In my upper-level courses — especially the two senior-level math majors courses I teach, Modern Algebra and Topics in Geometry — traditionally I’ve seen timed tests and so forth as being ineffective in assessing the kinds of advanced problem-solving that students in those classes have to do. Mainly the problems are ones in which they have to prove a theorem. It’s hard to do that under a time pressure because it’s a creative endeavor.

So typically I’ve given such problems out as homework, with the instructions that students may work together on understanding the problem and drafting up a sketch of the solution (Polya’s stages 1 and 2) but the main solution itself, as well as any reality-checking, has to be done individually.

This article from the Harvard Crimson from a year ago captures exactly what I wish this process would look like on the students’ level. The article is about Math 55, called “probably the most difficult undergraduate math class in the country”. How do these students handle the homework in this class, which is assigned frequently and hits like a ton of bricks?

Georges Bizet’s Carmen blares from the computer of Menyoung Lee ’10. The boys sit scattered around their gray worktable, their eyes telltale red and fingers sore from countless hours at their laptops, dutifully LaTeXing problem sets. They have been here since 2 p.m. and will work for almost 12 straight hours to complete the problem set due the following day.

As the hours pass, they discuss the problem set.

They formalize and write the solutions on their own for academic integrity.Despite the class’s cutthroat stereotype, this session is about community, not competition. [emph. added]

They work hard as a group — they *have* to — but when it comes time to actually write the solution, they voluntarily break off to work the solution out on their own, because they have a sense of academic integrity. It’s a community, but not a commune. Nobody is taking anybody else’s work and turning it in as their own, because I suppose they have pride in their work and in their abilities. As far as I can tell there are no timed assessments in Math 55 to hold them individually accountable.

I wouldn’t want my Geometry and Algebra classes to be as hard as Math 55, but I’d love it if students would have a solid sense of the correct point when working together on problems needs to stop and individual work needs to begin, and then make that switch from group to individual work as a matter of personal ethics and an understanding of what it means to learn a subject. And I’d love not to have to shift assessment of problem-solving over to timed tests as a result.

Do students in high school and certain college courses where group work is stressed more and more frequently understand that this point exists?

I can’t say that my students are at that level (but they’re only freshmen in high school). I think they understand that the group work is to help with their individual understanding. They know they will be individually assessed on problem solving. My hope is that by the time they are juniors and seniors they’ll fully understand the group process.

The issue with Math 55 is that, since it attracts only the best and the brightest, and (as far I can tell) is not required of any student, the students in that classroom probably all
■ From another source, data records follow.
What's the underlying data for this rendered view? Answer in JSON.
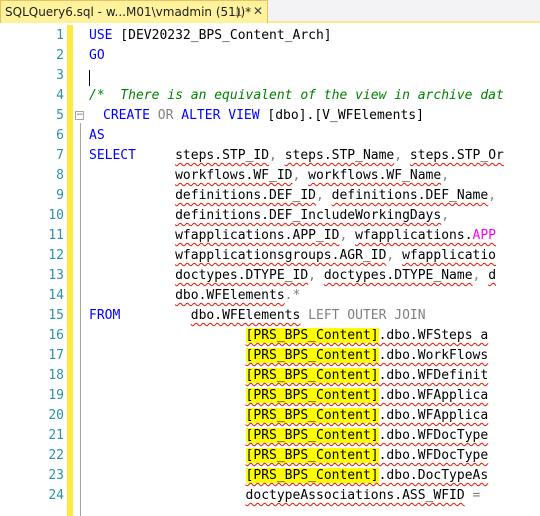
{
  "tab": {
    "title": "SQLQuery6.sql - w...M01\\vmadmin (51))*",
    "pin_icon": "pin-icon",
    "close_icon": "close-icon"
  },
  "colors": {
    "keyword": "#0000ff",
    "comment": "#008000",
    "line_number": "#2b91af",
    "gray_operator": "#808080",
    "function": "#ff00ff",
    "highlight": "#ffff00",
    "change_bar": "#ffeb3b",
    "tab_active": "#fff29d"
  },
  "line_numbers": [
    "1",
    "2",
    "3",
    "4",
    "5",
    "6",
    "7",
    "8",
    "9",
    "10",
    "11",
    "12",
    "13",
    "14",
    "15",
    "16",
    "17",
    "18",
    "19",
    "20",
    "21",
    "22",
    "23",
    "24"
  ],
  "code": {
    "l1": {
      "kw": "USE",
      "text": " [DEV20232_BPS_Content_Arch]"
    },
    "l2": {
      "kw": "GO"
    },
    "l4": {
      "comment": "/*  There is an equivalent of the view in archive dat"
    },
    "l5": {
      "kw1": "CREATE",
      "sp1": " ",
      "gray": "OR",
      "sp2": " ",
      "kw2": "ALTER",
      "sp3": " ",
      "kw3": "VIEW",
      "text": " [dbo].[V_WFElements]"
    },
    "l6": {
      "kw": "AS"
    },
    "l7": {
      "kw": "SELECT",
      "gap": "     ",
      "t1": "steps.STP_ID",
      "c1": ", ",
      "t2": "steps.STP_Name",
      "c2": ", ",
      "t3": "steps.STP_Or"
    },
    "l8": {
      "indent": "           ",
      "t1": "workflows.WF_ID",
      "c1": ", ",
      "t2": "workflows.WF_Name",
      "c2": ","
    },
    "l9": {
      "indent": "           ",
      "t1": "definitions.DEF_ID",
      "c1": ", ",
      "t2": "definitions.DEF_Name",
      "c2": ", "
    },
    "l10": {
      "indent": "           ",
      "t1": "definitions.DEF_IncludeWorkingDays",
      "c1": ","
    },
    "l11": {
      "indent": "           ",
      "t1": "wfapplications.APP_ID",
      "c1": ", ",
      "t2": "wfapplications.",
      "fn": "APP"
    },
    "l12": {
      "indent": "           ",
      "t1": "wfapplicationsgroups.AGR_ID",
      "c1": ", ",
      "t2": "wfapplicatio"
    },
    "l13": {
      "indent": "           ",
      "t1": "doctypes.DTYPE_ID",
      "c1": ", ",
      "t2": "doctypes.DTYPE_Name",
      "c2": ", ",
      "t3": "d"
    },
    "l14": {
      "indent": "           ",
      "t1": "dbo.WFElements",
      "star": ".*"
    },
    "l15": {
      "kw": "FROM",
      "gap": "         ",
      "t1": "dbo.WFElements",
      "join": " LEFT OUTER JOIN"
    },
    "l16": {
      "indent": "                    ",
      "db": "[PRS_BPS_Content]",
      "rest": ".dbo.WFSteps a"
    },
    "l17": {
      "indent": "                    ",
      "db": "[PRS_BPS_Content]",
      "rest": ".dbo.WorkFlows"
    },
    "l18": {
      "indent": "                    ",
      "db": "[PRS_BPS_Content]",
      "rest": ".dbo.WFDefinit"
    },
    "l19": {
      "indent": "                    ",
      "db": "[PRS_BPS_Content]",
      "rest": ".dbo.WFApplica"
    },
    "l20": {
      "indent": "                    ",
      "db": "[PRS_BPS_Content]",
      "rest": ".dbo.WFApplica"
    },
    "l21": {
      "indent": "                    ",
      "db": "[PRS_BPS_Content]",
      "rest": ".dbo.WFDocType"
    },
    "l22": {
      "indent": "                    ",
      "db": "[PRS_BPS_Content]",
      "rest": ".dbo.WFDocType"
    },
    "l23": {
      "indent": "                    ",
      "db": "[PRS_BPS_Content]",
      "rest": ".dbo.DocTypeAs"
    },
    "l24": {
      "indent": "                    ",
      "t1": "doctypeAssociations.ASS_WFID",
      "rest": " ="
    }
  }
}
wantto be there andwantto learn as much mathematics as they can. Therefore they will not cut corners, because they know they are cheating their future selves. The students in a more ordinary class, however, may not necessarily want to be there; they may know that they will not need the material in the future and are not particularly invested in learning it, just in getting a good grade. Therefore some of them will cut corners, since their motivation is a mark on a transcript, not the learning it ostensibly represents.Another way to put it is: The behavior you see in the students in Math 55 is the result of a teacher or teachers, somewhere along the way, getting students inside the true enjoyment and challenge of mathematics. They don’t just spontaneously start acting like that. I’d like to ask them all who taught them how to do real work in math. Do you think they learned in high school?
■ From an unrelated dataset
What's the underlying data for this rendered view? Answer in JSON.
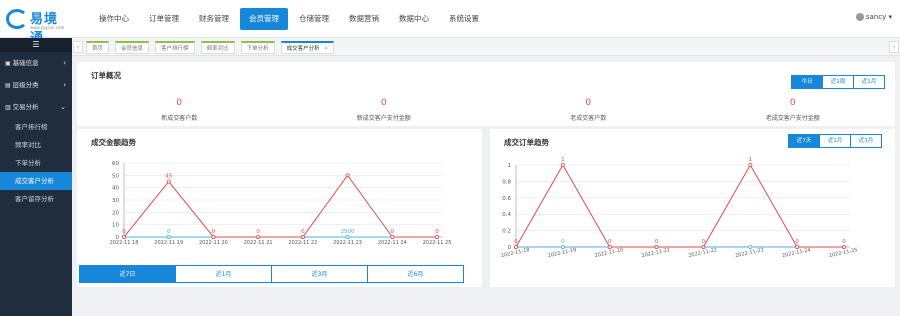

I don’t think this has to do with math specifically. The behavior I’m referring to — working hard and contributing to a group process but then switching to all-individual work when called for — doesn’t appear to me to be confined to mathematics courses, even hard ones. It seems more like jsut the product of growing up knowing what’s right and wrong, and with having a strong work ethic and pride in your work. I don’t think you have to be a math genius, or even a math student, to have that behavior.

I think that kind of thing comes from parents and friends. Teachers merely reinforce it and make it content-specific.

Yes. We (or at least I do and I’m generalizing about my peer group) understand. It’s too bad that in high school our group projects are not as challenging or we’re stuck with a useless group with only one or two people doing all of the work. It’s to the point where I want to cry when I hear ‘group work’ and ‘we’re picking the group’ in the same sentence.

I don’t think it translates well out of mathematics… but in my high school, and specifically in the freshman and sophomore math classes (another teacher and myself) we actively cultivate this.

Jonathan